Measured Mineral Resource Estimate - 185k tonnes at 0.40 % copper (0.7k tonnes of contained copper)*

Indicated Mineral Resource Estimate - 65k tonnes at 0.71 % copper (0.5k tonnes of contained copper)*

M&I Total - 250k tonnes at 0.48% copper (1k tonnes of contained copper)*



Ming Copper-Gold Mine Mineral Resource Estimate

A full breakdown of the mineral resource estimate, by zone, for the entire Ming Mine can be found here.

Ming Mine Exploration

The footprint of the Ming Mine is dotted with historic past producing mines (East Mine, Ming West etc). The district historically has been underexplored with limited exploration. The focus of Rambler’s drilling efforts since commercial production in 2012, has been to support the mining operations with infill and definition drilling.

Moving forward, Rambler’s 3 phased approach will fully explore all potential mineralisation throughout the footprint of the Ming Mine and surrounding land holdings. 

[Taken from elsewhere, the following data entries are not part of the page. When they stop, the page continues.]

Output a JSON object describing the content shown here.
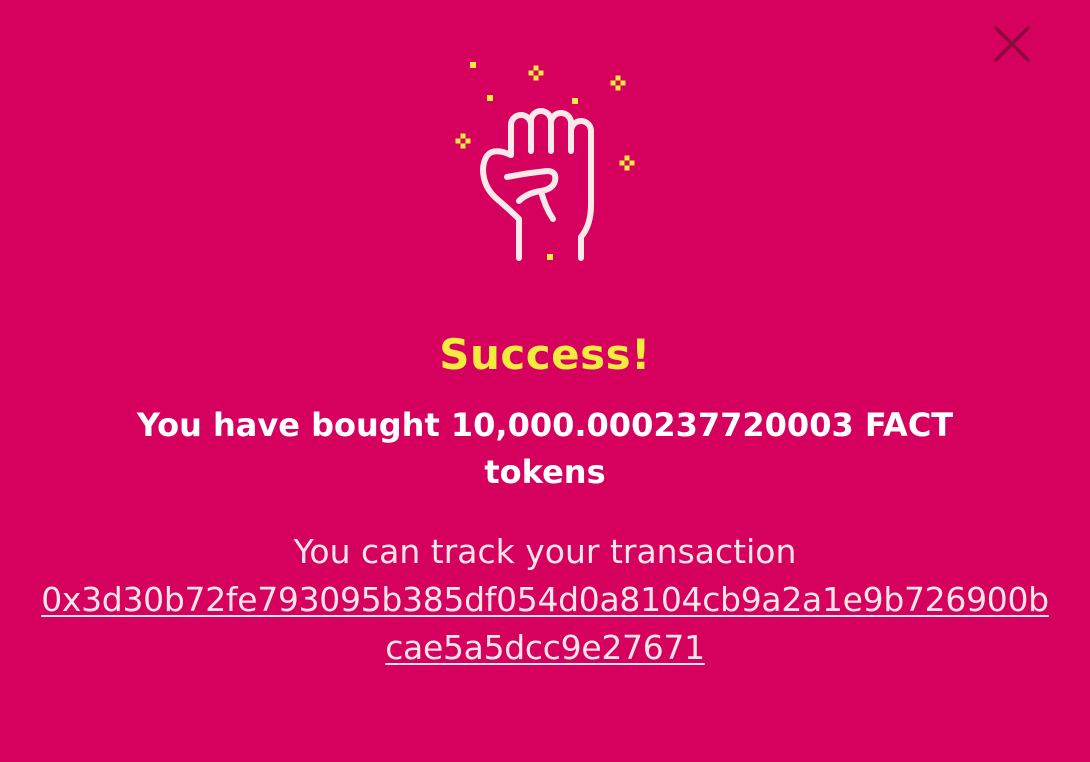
{
  "dialog": {
    "title": "Success!",
    "message": "You have bought 10,000.000237720003 FACT tokens",
    "track_label": "You can track your transaction",
    "transaction_hash": "0x3d30b72fe793095b385df054d0a8104cb9a2a1e9b726900bcae5a5dcc9e27671",
    "icons": {
      "close": "close-icon",
      "hero": "raised-fist-icon"
    }
  },
  "colors": {
    "background": "#d6005f",
    "title": "#f3ec3e",
    "text": "#ffffff",
    "sparkle": "#f3ec3e",
    "icon_stroke": "#fbe9e9",
    "close_icon": "#8c0a3e"
  }
}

First, diamond drilling will continue to test the lower depths of each zone within the Ming Mine. This deeper drilling has been successful to date in growing the mineral resource and is expected to continue to provide significant upside as current drilling has shown wider intersections through the ore zones with improved grades. Independent assessment shows significant mineral resources at depth and Rambler will work to infill these targets into a measured or indicated mineral resource. Exploration, infill and expansion drilling of each target will allow the Company to maximise the copper tonnes per vertical meter as production advances throughout the mine.

In combination with exploring at depth, new drill programs will aim to further evaluate historic intersections reported throughout the mine. We anticipate these historic intersections will provide Rambler with future high-grade opportunities within reach of existing infrastructure. The Ming Mine has a strong historic data set and this information will be used to drive this second phase of exploration.

Finally, in the coming years Rambler will take full advantage of the exploration potential of the region with a dedicated budget and allocation of resources to explore the district’s potential.  This final approach will look outward from the Ming Mine’s footprint. Within a five-kilometer radius there are three past producing mines (East Mine, Main Mine, Big Rambler Pond) which have seen limited deep exploration. Like the Ming Mine the historic records of the deposits show the potential of improving grades at depth.